======== EXTRACTED RECORDS ========

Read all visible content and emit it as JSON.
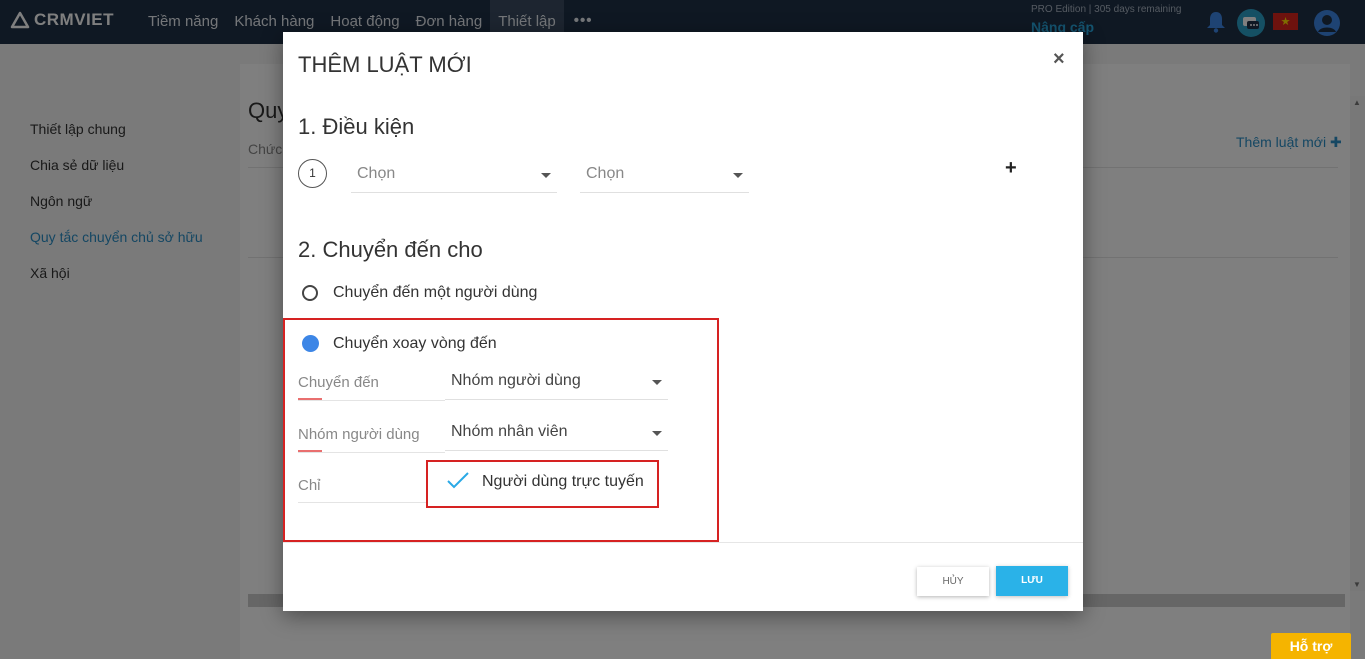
{
  "app": {
    "name": "CRMVIET"
  },
  "nav": {
    "items": [
      "Tiềm năng",
      "Khách hàng",
      "Hoạt động",
      "Đơn hàng",
      "Thiết lập"
    ],
    "active_index": 4,
    "more": "•••"
  },
  "header": {
    "edition": "PRO Edition | 305 days remaining",
    "upgrade": "Nâng cấp",
    "icons": [
      "bell-icon",
      "chat-icon",
      "vietnam-flag-icon",
      "user-icon"
    ]
  },
  "sidebar": {
    "items": [
      {
        "label": "Thiết lập chung"
      },
      {
        "label": "Chia sẻ dữ liệu"
      },
      {
        "label": "Ngôn ngữ"
      },
      {
        "label": "Quy tắc chuyển chủ sở hữu",
        "active": true
      },
      {
        "label": "Xã hội"
      }
    ]
  },
  "content": {
    "title": "Quy",
    "subtitle": "Chức",
    "add_rule": "Thêm luật mới"
  },
  "modal": {
    "title": "THÊM LUẬT MỚI",
    "close": "×",
    "section1": "1. Điều kiện",
    "condition_number": "1",
    "select1": "Chọn",
    "select2": "Chọn",
    "add": "+",
    "section2": "2. Chuyển đến cho",
    "radio1": "Chuyển đến một người dùng",
    "radio2": "Chuyển xoay vòng đến",
    "selected_radio": "radio2",
    "fields": [
      {
        "label": "Chuyển đến",
        "value": "Nhóm người dùng"
      },
      {
        "label": "Nhóm người dùng",
        "value": "Nhóm nhân viên"
      },
      {
        "label": "Chỉ"
      }
    ],
    "checkbox_label": "Người dùng trực tuyến",
    "checkbox_checked": true,
    "cancel": "HỦY",
    "save": "LƯU"
  },
  "support": "Hỗ trợ",
  "colors": {
    "topbar": "#1f3147",
    "accent": "#2ab2e8",
    "highlight": "#d62222",
    "support": "#f5b400"
  }
}
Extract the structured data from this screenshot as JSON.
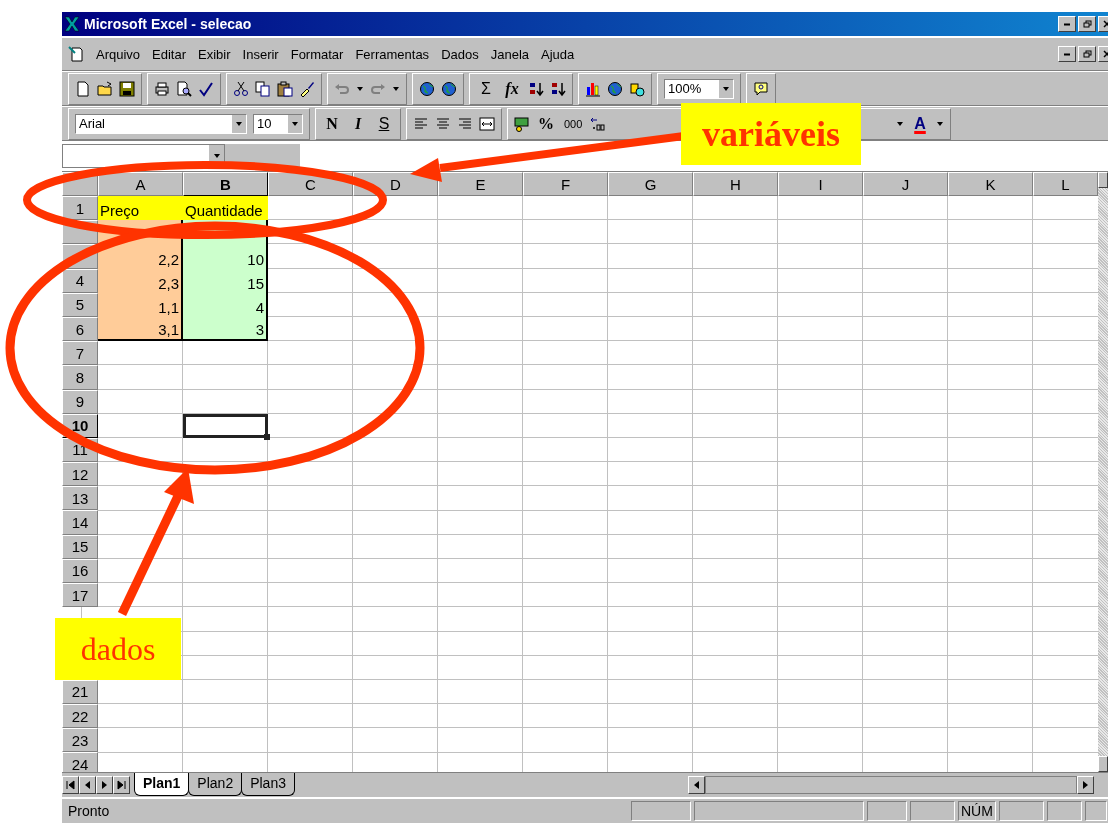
{
  "window": {
    "title": "Microsoft Excel - selecao"
  },
  "menu": [
    "Arquivo",
    "Editar",
    "Exibir",
    "Inserir",
    "Formatar",
    "Ferramentas",
    "Dados",
    "Janela",
    "Ajuda"
  ],
  "standard_toolbar": {
    "sum": "Σ",
    "function": "fx",
    "zoom": "100%"
  },
  "formatting_toolbar": {
    "font": "Arial",
    "size": "10",
    "bold": "N",
    "italic": "I",
    "underline": "S",
    "percent": "%",
    "thousands": "000",
    "font_color": "A"
  },
  "columns": [
    {
      "label": "A",
      "selected": false
    },
    {
      "label": "B",
      "selected": true
    },
    {
      "label": "C",
      "selected": false
    },
    {
      "label": "D",
      "selected": false
    },
    {
      "label": "E",
      "selected": false
    },
    {
      "label": "F",
      "selected": false
    },
    {
      "label": "G",
      "selected": false
    },
    {
      "label": "H",
      "selected": false
    },
    {
      "label": "I",
      "selected": false
    },
    {
      "label": "J",
      "selected": false
    },
    {
      "label": "K",
      "selected": false
    },
    {
      "label": "L",
      "selected": false
    }
  ],
  "rows": [
    {
      "kind": "row",
      "number": "1",
      "selected": false,
      "cells": [
        {
          "kind": "text",
          "text": "Preço",
          "color": "#ffff00",
          "selected": false
        },
        {
          "kind": "text",
          "text": "Quantidade",
          "color": "#ffff00",
          "selected": false
        }
      ]
    },
    {
      "kind": "row",
      "selected": false,
      "cells": [
        {
          "kind": "number",
          "color": "#ffcc99",
          "selected": false
        },
        {
          "kind": "number",
          "color": "#ccffcc",
          "selected": false
        }
      ]
    },
    {
      "kind": "row",
      "selected": false,
      "cells": [
        {
          "kind": "number",
          "text": "2,2",
          "color": "#ffcc99",
          "selected": false
        },
        {
          "kind": "number",
          "text": "10",
          "color": "#ccffcc",
          "selected": false
        }
      ]
    },
    {
      "kind": "row",
      "number": "4",
      "selected": false,
      "cells": [
        {
          "kind": "number",
          "text": "2,3",
          "color": "#ffcc99",
          "selected": false
        },
        {
          "kind": "number",
          "text": "15",
          "color": "#ccffcc",
          "selected": false
        }
      ]
    },
    {
      "kind": "row",
      "number": "5",
      "selected": false,
      "cells": [
        {
          "kind": "number",
          "text": "1,1",
          "color": "#ffcc99",
          "selected": false
        },
        {
          "kind": "number",
          "text": "4",
          "color": "#ccffcc",
          "selected": false
        }
      ]
    },
    {
      "kind": "row",
      "number": "6",
      "selected": false,
      "cells": [
        {
          "kind": "number",
          "text": "3,1",
          "color": "#ffcc99",
          "selected": false
        },
        {
          "kind": "number",
          "text": "3",
          "color": "#ccffcc",
          "selected": false
        }
      ]
    },
    {
      "kind": "row",
      "number": "7",
      "selected": false
    },
    {
      "kind": "row",
      "number": "8",
      "selected": false
    },
    {
      "kind": "row",
      "number": "9",
      "selected": false
    },
    {
      "kind": "row",
      "number": "10",
      "selected": true,
      "cells": [
        {
          "kind": "text",
          "selected": false
        },
        {
          "kind": "text",
          "selected": true
        }
      ]
    },
    {
      "kind": "row",
      "number": "11",
      "selected": false
    },
    {
      "kind": "row",
      "number": "12",
      "selected": false
    },
    {
      "kind": "row",
      "number": "13",
      "selected": false
    },
    {
      "kind": "row",
      "number": "14",
      "selected": false
    },
    {
      "kind": "row",
      "number": "15",
      "selected": false
    },
    {
      "kind": "row",
      "number": "16",
      "selected": false
    },
    {
      "kind": "row",
      "number": "17",
      "selected": false
    },
    {
      "kind": "covered"
    },
    {
      "kind": "covered"
    },
    {
      "kind": "covered"
    },
    {
      "kind": "row",
      "number": "21",
      "selected": false
    },
    {
      "kind": "row",
      "number": "22",
      "selected": false
    },
    {
      "kind": "row",
      "number": "23",
      "selected": false
    },
    {
      "kind": "row",
      "number": "24",
      "selected": false
    }
  ],
  "sheet_tabs": [
    {
      "label": "Plan1",
      "selected": true
    },
    {
      "label": "Plan2",
      "selected": false
    },
    {
      "label": "Plan3",
      "selected": false
    }
  ],
  "status_bar": {
    "message": "Pronto",
    "indicator": "NÚM"
  },
  "annotations": [
    {
      "text": "variáveis"
    },
    {
      "text": "dados"
    }
  ]
}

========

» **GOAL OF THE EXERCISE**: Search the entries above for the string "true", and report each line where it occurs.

» **WORKED SOLUTION**:
        "active": true
    "checkbox_checked": true,
      "selected": true
      "selected": true,
          "selected": true
      "selected": true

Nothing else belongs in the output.